Jenifer Cartland: God Speaks to Each of Us as He Makes Us


I like to think of God murmuring to himself
as he kneads the dough,
wondering how long it will take
for the dough to feel like form, 
(that is, until it feels done
like the belly of a baby, I like to say).
His arms ache a bit.
He checks his watch
to see if it will be finished on time.

Then he sets it to rise,
while he sits down at last —
all the time questioning
did he knead it long enough?
will it over-rise?
must he punch it down before baking?
He nods with a half-smile
that all the little children
will be delighted to oblige him
his error
and punch it down
with astonished giggles
again and again.

He continues to mumble
through the whole rise,
sometimes goes so far
as to articulate words
(almost shouts)
like love, misunderstanding, confusion,
dumbfounded and he scratches his head,
an old professor
puzzled over his own formulations.

And here we now rise
out of such dough.

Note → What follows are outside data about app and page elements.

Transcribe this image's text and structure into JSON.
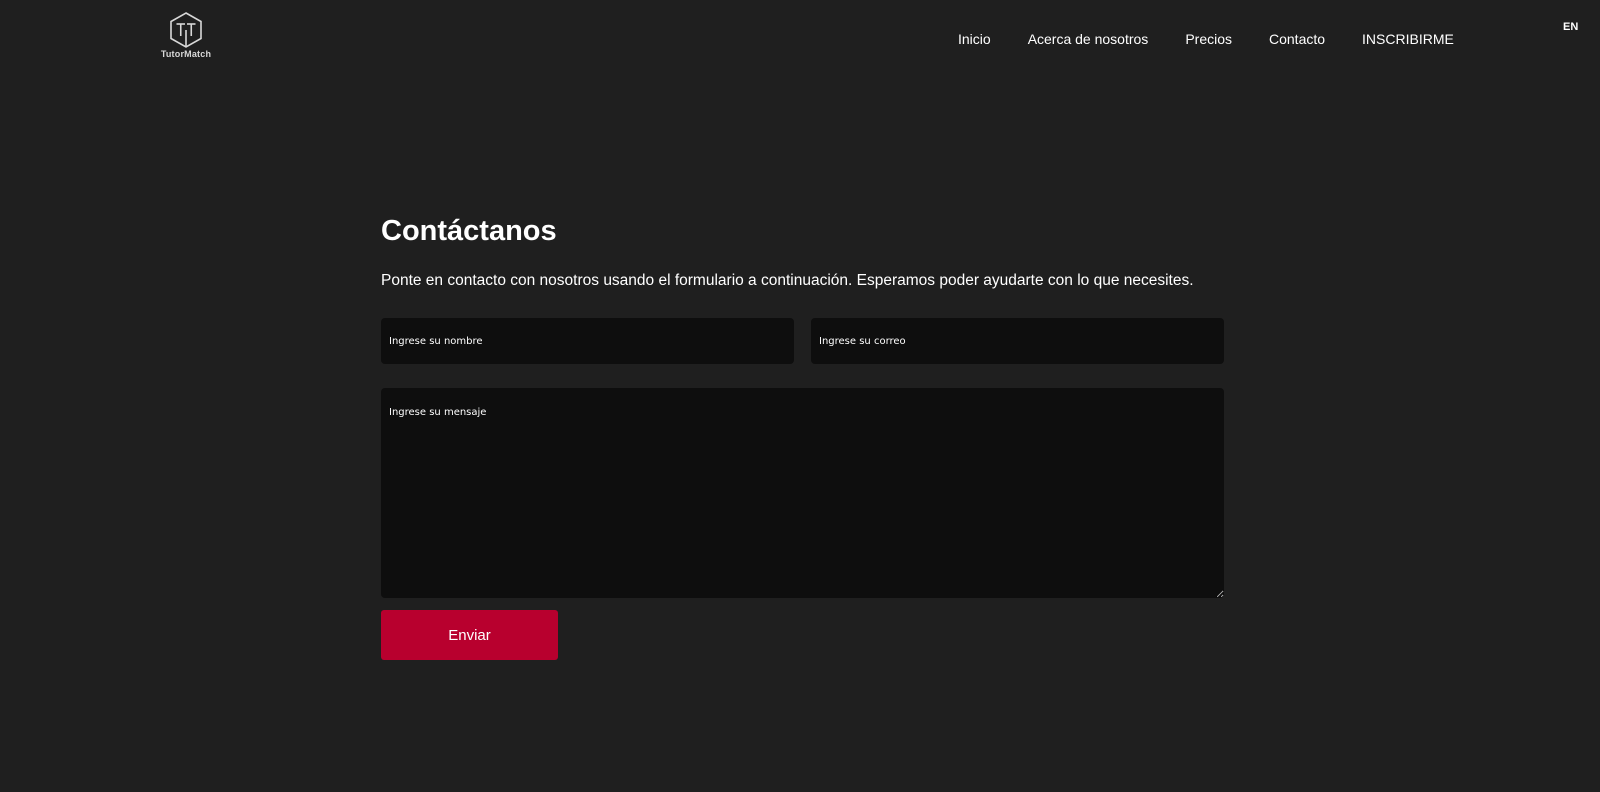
{
  "brand": {
    "name": "TutorMatch",
    "icon": "tutormatch-logo-icon"
  },
  "nav": {
    "items": [
      {
        "label": "Inicio"
      },
      {
        "label": "Acerca de nosotros"
      },
      {
        "label": "Precios"
      },
      {
        "label": "Contacto"
      },
      {
        "label": "INSCRIBIRME"
      }
    ],
    "language": "EN"
  },
  "contact": {
    "title": "Contáctanos",
    "subtitle": "Ponte en contacto con nosotros usando el formulario a continuación. Esperamos poder ayudarte con lo que necesites.",
    "name_placeholder": "Ingrese su nombre",
    "email_placeholder": "Ingrese su correo",
    "message_placeholder": "Ingrese su mensaje",
    "submit_label": "Enviar"
  },
  "colors": {
    "background": "#1f1f1f",
    "input_background": "#0e0e0e",
    "accent": "#b8002e",
    "text": "#ffffff"
  }
}
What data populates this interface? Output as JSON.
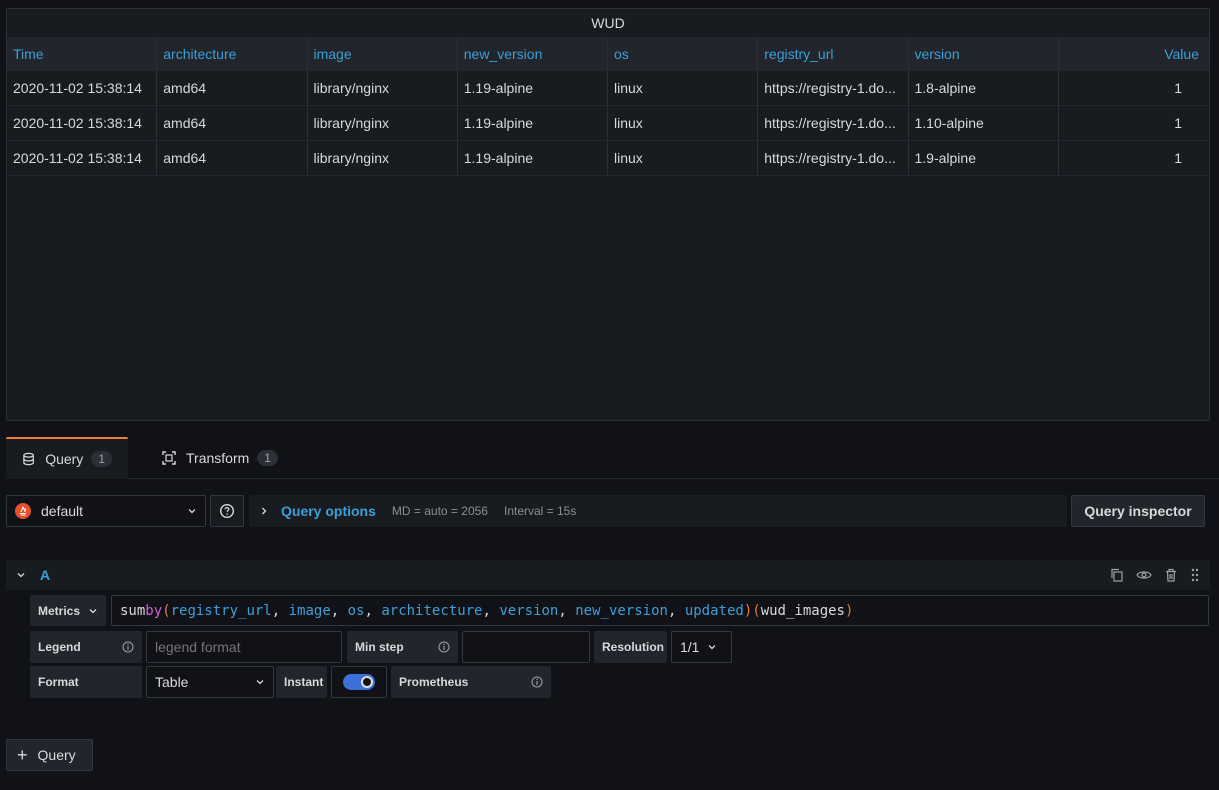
{
  "panel": {
    "title": "WUD",
    "columns": [
      "Time",
      "architecture",
      "image",
      "new_version",
      "os",
      "registry_url",
      "version",
      "Value"
    ],
    "rows": [
      [
        "2020-11-02 15:38:14",
        "amd64",
        "library/nginx",
        "1.19-alpine",
        "linux",
        "https://registry-1.do...",
        "1.8-alpine",
        "1"
      ],
      [
        "2020-11-02 15:38:14",
        "amd64",
        "library/nginx",
        "1.19-alpine",
        "linux",
        "https://registry-1.do...",
        "1.10-alpine",
        "1"
      ],
      [
        "2020-11-02 15:38:14",
        "amd64",
        "library/nginx",
        "1.19-alpine",
        "linux",
        "https://registry-1.do...",
        "1.9-alpine",
        "1"
      ]
    ]
  },
  "tabs": [
    {
      "label": "Query",
      "count": "1",
      "icon": "database-icon"
    },
    {
      "label": "Transform",
      "count": "1",
      "icon": "transform-icon"
    }
  ],
  "datasource": {
    "name": "default",
    "icon": "prometheus-icon"
  },
  "query_options": {
    "label": "Query options",
    "md": "MD = auto = 2056",
    "interval": "Interval = 15s"
  },
  "query_inspector": "Query inspector",
  "query": {
    "ref_id": "A",
    "metrics_label": "Metrics",
    "expr": {
      "fn": "sum",
      "kw": "by",
      "labels": [
        "registry_url",
        "image",
        "os",
        "architecture",
        "version",
        "new_version",
        "updated"
      ],
      "metric": "wud_images"
    },
    "legend_label": "Legend",
    "legend_placeholder": "legend format",
    "min_step_label": "Min step",
    "min_step_value": "",
    "resolution_label": "Resolution",
    "resolution_value": "1/1",
    "format_label": "Format",
    "format_value": "Table",
    "instant_label": "Instant",
    "instant_on": true,
    "prometheus_label": "Prometheus"
  },
  "add_query": "Query",
  "colors": {
    "accent": "#3d9fd8",
    "tab_active": "#f5793b",
    "toggle_on": "#3d71d9",
    "keyword": "#d45fd6"
  }
}
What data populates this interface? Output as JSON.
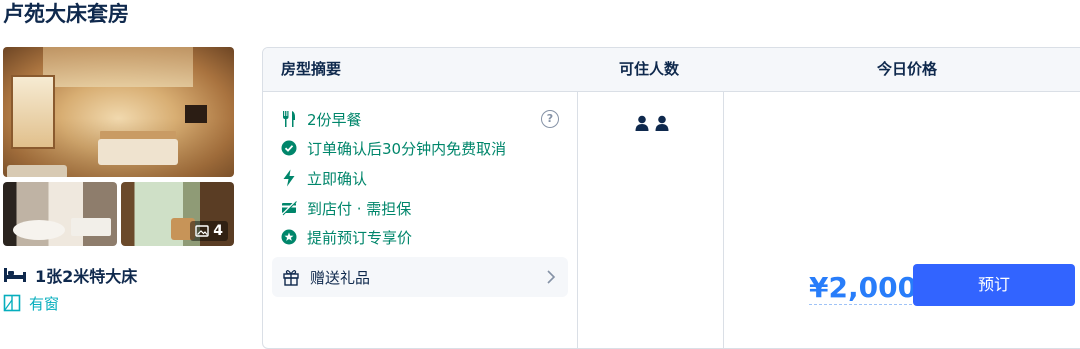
{
  "room": {
    "title": "卢苑大床套房",
    "bed": "1张2米特大床",
    "window": "有窗",
    "photo_count": "4"
  },
  "table": {
    "headers": {
      "summary": "房型摘要",
      "occupancy": "可住人数",
      "price": "今日价格"
    },
    "benefits": [
      {
        "icon": "utensils-icon",
        "text": "2份早餐"
      },
      {
        "icon": "check-circle-icon",
        "text": "订单确认后30分钟内免费取消"
      },
      {
        "icon": "lightning-icon",
        "text": "立即确认"
      },
      {
        "icon": "pay-at-hotel-icon",
        "text": "到店付 · 需担保"
      },
      {
        "icon": "star-badge-icon",
        "text": "提前预订专享价"
      }
    ],
    "gift": "赠送礼品",
    "help_symbol": "?",
    "guests": 2,
    "price": "¥2,000",
    "book_label": "预订"
  },
  "colors": {
    "green": "#00866b",
    "teal": "#06aebd",
    "blue": "#287dfa",
    "button": "#3264ff",
    "text": "#0f294d"
  }
}
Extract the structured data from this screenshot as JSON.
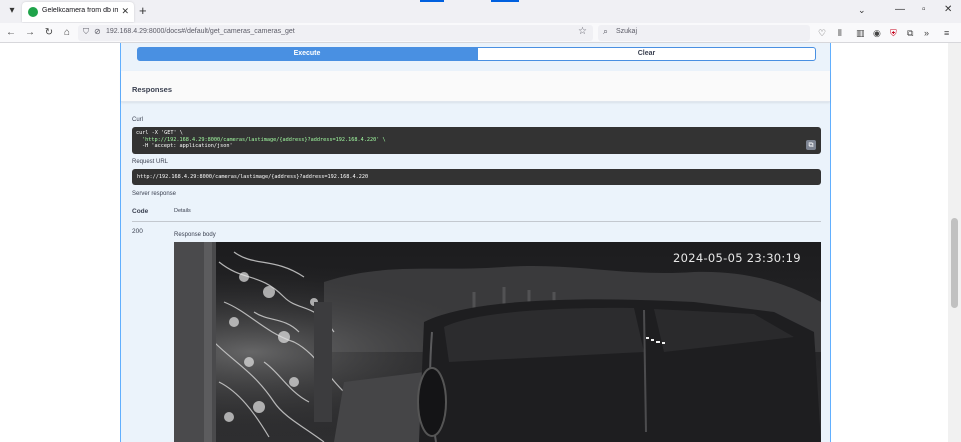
{
  "browser": {
    "tab_title": "Gelelkcamera from db image",
    "url": "192.168.4.29:8000/docs#/default/get_cameras_cameras_get",
    "search_placeholder": "Szukaj",
    "tab_close_glyph": "✕",
    "new_tab_glyph": "+"
  },
  "actions": {
    "execute_label": "Execute",
    "clear_label": "Clear"
  },
  "responses": {
    "title": "Responses",
    "curl_label": "Curl",
    "curl_lines": [
      "curl -X 'GET' \\",
      "'http://192.168.4.29:8000/cameras/lastimage/{address}?address=192.168.4.220' \\",
      "-H 'accept: application/json'"
    ],
    "request_url_label": "Request URL",
    "request_url": "http://192.168.4.29:8000/cameras/lastimage/{address}?address=192.168.4.220",
    "server_response_label": "Server response",
    "code_header": "Code",
    "details_header": "Details",
    "status_code": "200",
    "response_body_label": "Response body",
    "camera_timestamp": "2024-05-05 23:30:19"
  },
  "icons": [
    "tab-list-icon",
    "favicon-icon",
    "close-icon",
    "plus-icon",
    "chevron-down-icon",
    "minimize-icon",
    "restore-icon",
    "back-arrow-icon",
    "forward-arrow-icon",
    "reload-icon",
    "home-icon",
    "shield-icon",
    "lock-icon",
    "star-icon",
    "search-icon",
    "pocket-icon",
    "library-icon",
    "sidebar-icon",
    "account-icon",
    "extension-icon",
    "addon-icon",
    "overflow-icon",
    "menu-icon",
    "copy-icon"
  ],
  "colors": {
    "execute_bg": "#4990e2",
    "opblock_bg": "#ebf3fb",
    "opblock_border": "#61affe",
    "code_bg": "#333333",
    "curl_url_color": "#a2fca2"
  }
}
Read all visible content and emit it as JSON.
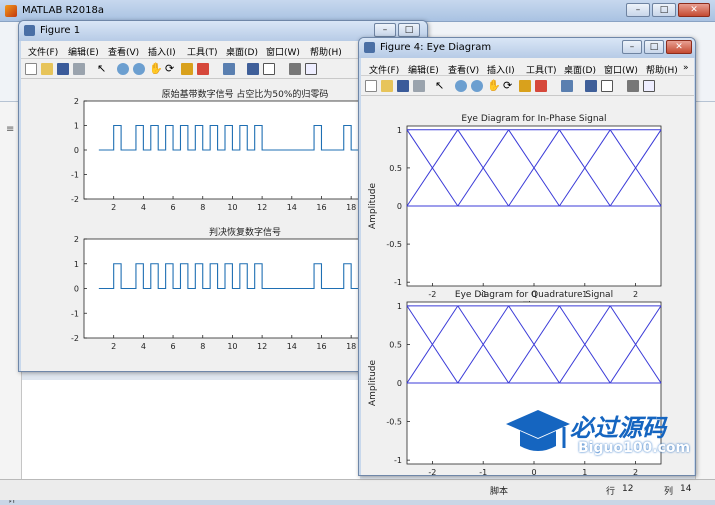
{
  "main_window": {
    "title": "MATLAB R2018a",
    "status_script": "脚本",
    "status_row_label": "行",
    "status_row": "12",
    "status_col_label": "列",
    "status_col": "14",
    "left_clip_label": "评"
  },
  "figure1": {
    "title": "Figure 1",
    "menu": [
      "文件(F)",
      "编辑(E)",
      "查看(V)",
      "插入(I)",
      "工具(T)",
      "桌面(D)",
      "窗口(W)",
      "帮助(H)"
    ],
    "plot1_title": "原始基带数字信号 占空比为50%的归零码",
    "plot2_title": "判决恢复数字信号",
    "yticks": [
      "2",
      "1",
      "0",
      "-1",
      "-2"
    ],
    "xticks": [
      "2",
      "4",
      "6",
      "8",
      "10",
      "12",
      "14",
      "16",
      "18"
    ]
  },
  "figure4": {
    "title": "Figure 4: Eye Diagram",
    "menu": [
      "文件(F)",
      "编辑(E)",
      "查看(V)",
      "插入(I)",
      "工具(T)",
      "桌面(D)",
      "窗口(W)",
      "帮助(H)"
    ],
    "plot1_title": "Eye Diagram for In-Phase Signal",
    "plot2_title": "Eye Diagram for Quadrature Signal",
    "ylabel": "Amplitude",
    "xlabel": "Time",
    "yticks": [
      "1",
      "0.5",
      "0",
      "-0.5",
      "-1"
    ],
    "xticks": [
      "-2",
      "-1",
      "0",
      "1",
      "2"
    ]
  },
  "watermark": {
    "brand": "必过源码",
    "url": "Biguo100.com"
  },
  "colors": {
    "signal": "#1f6fb3",
    "eye": "#3b3bd8",
    "accent_watermark": "#1565c0"
  }
}
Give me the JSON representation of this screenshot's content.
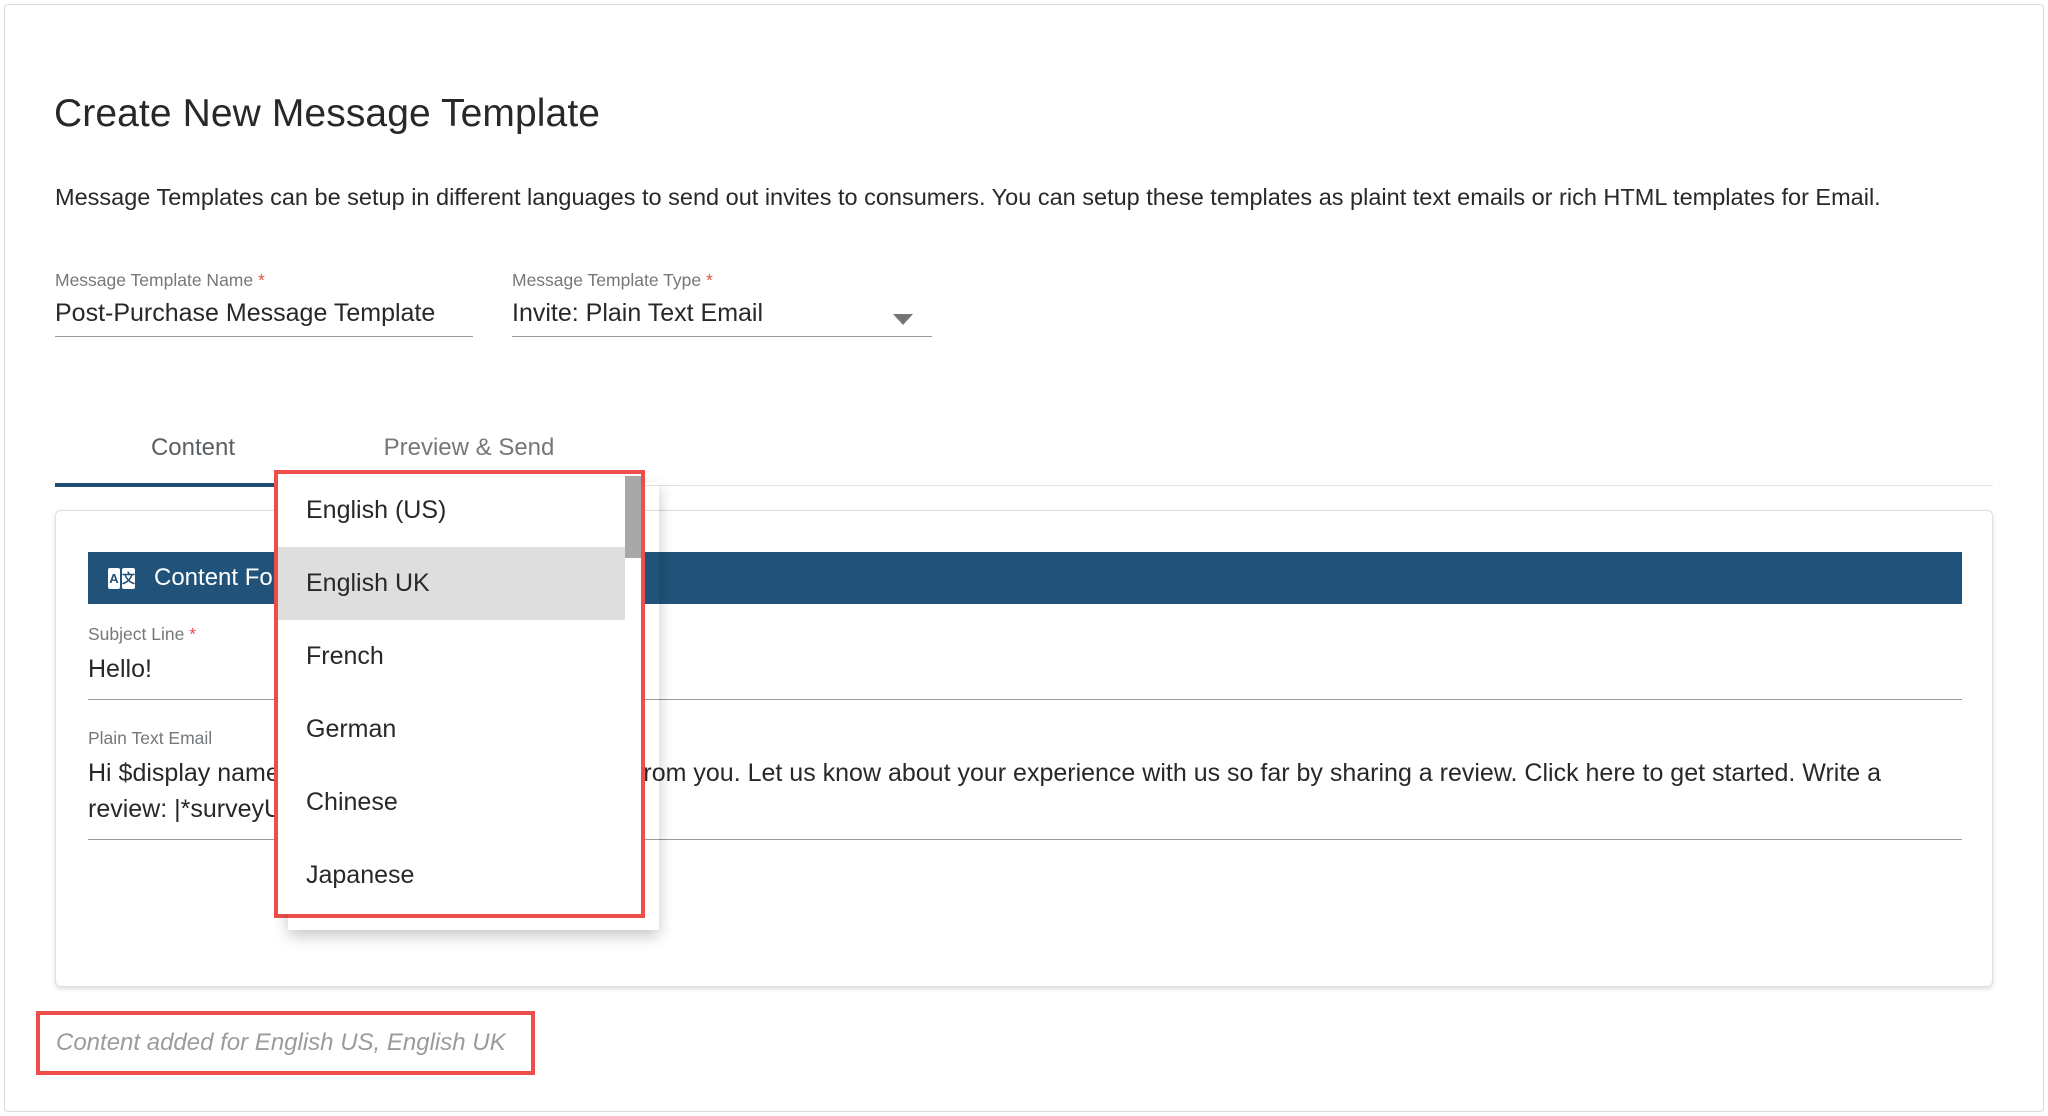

We press into the contours of the bowl
swell out of the top,
to be baked into this shape
we take for final,

formed against hands pressing,
against heat crusting,
against all the harsh limits
dough must face
in its creation —

pushing back, puffing up,
challenging the form
so approximately
assigned to us

until we at last speak
our broken words of life

and look back to our maker
with a thousand million questions,
having it seems heard none
of the words he spoke to us in our making.

We scrunch our eyebrows
at this first pinch of light

and thus begin,
feeling quite unprepared,
our long journey of recollection —
of making these precious, mumbled words
we find at long last
our own.

Inspired by Rilke, Book of Hours, I 59

—Jenifer Cartland

This poem was submitted by Jenifer Cartland who accepted the challenge to engage with the poem by Rilke. She writes, “I drafted the attached poem while reflecting on the first line of Rilke’s poem (I did not get past the first line).”

Several members of the Anawim Arts International Steering Committee have accepted the challenge of engaging with this poem by Rilke (see related post) and we look forward to sharing their work in our community conversations forum. We welcome and challenge you to join us through any of the practices mentioned in our post about words, images and spirituality in dialog to share your resulting written or visual art. You can reach us at to share your work.